START Records to process
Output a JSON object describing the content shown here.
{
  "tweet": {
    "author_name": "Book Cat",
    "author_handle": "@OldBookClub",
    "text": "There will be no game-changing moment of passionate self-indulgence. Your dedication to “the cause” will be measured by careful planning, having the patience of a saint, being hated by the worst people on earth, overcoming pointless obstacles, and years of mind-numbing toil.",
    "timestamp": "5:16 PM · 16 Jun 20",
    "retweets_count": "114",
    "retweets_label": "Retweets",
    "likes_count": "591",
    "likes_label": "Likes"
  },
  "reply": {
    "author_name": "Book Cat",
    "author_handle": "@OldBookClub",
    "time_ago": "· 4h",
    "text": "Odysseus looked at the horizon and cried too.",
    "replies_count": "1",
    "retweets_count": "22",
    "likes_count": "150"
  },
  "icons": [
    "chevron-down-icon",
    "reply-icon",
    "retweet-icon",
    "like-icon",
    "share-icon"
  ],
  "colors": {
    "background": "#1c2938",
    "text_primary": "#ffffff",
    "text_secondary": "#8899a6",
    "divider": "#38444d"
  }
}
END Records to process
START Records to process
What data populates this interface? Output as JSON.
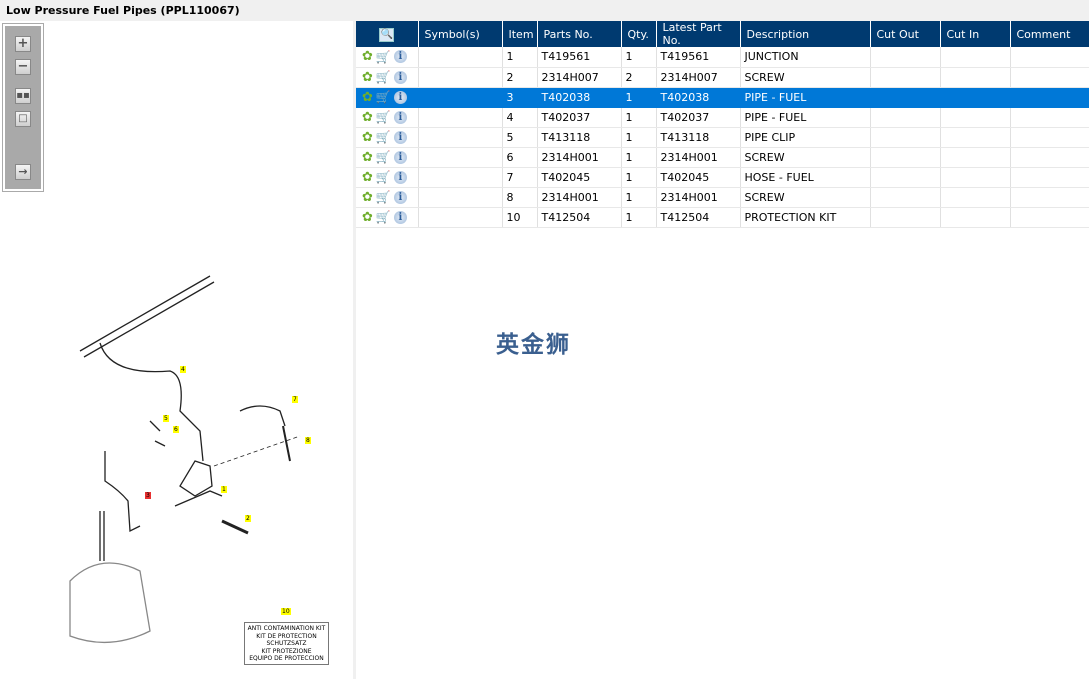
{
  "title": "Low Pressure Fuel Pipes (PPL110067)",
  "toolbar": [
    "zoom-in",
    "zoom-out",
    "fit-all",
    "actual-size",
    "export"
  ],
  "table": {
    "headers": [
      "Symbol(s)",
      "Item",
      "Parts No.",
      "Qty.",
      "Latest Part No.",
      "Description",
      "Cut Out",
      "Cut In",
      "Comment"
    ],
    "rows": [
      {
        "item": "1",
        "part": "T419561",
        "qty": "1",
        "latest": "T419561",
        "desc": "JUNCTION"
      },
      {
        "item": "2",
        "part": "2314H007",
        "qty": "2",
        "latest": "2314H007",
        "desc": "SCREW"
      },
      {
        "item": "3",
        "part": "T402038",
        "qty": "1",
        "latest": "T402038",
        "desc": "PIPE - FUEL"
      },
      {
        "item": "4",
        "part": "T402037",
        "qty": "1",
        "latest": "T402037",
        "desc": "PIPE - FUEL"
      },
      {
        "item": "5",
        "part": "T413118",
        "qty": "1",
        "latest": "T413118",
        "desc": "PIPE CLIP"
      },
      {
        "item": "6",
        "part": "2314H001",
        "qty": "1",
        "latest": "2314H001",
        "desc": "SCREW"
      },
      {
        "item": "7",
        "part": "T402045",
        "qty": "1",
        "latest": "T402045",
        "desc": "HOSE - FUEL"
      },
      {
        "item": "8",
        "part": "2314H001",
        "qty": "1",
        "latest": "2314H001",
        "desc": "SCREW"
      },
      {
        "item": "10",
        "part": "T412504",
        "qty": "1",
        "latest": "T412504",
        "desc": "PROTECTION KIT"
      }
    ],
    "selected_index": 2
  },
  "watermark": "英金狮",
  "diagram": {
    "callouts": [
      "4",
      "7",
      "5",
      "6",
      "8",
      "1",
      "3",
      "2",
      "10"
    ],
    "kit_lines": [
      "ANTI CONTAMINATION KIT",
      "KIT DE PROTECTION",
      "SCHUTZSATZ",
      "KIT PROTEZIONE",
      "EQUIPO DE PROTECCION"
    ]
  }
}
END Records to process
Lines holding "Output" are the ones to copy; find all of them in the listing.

Output a JSON object describing the content shown here.
What data populates this interface? Output as JSON.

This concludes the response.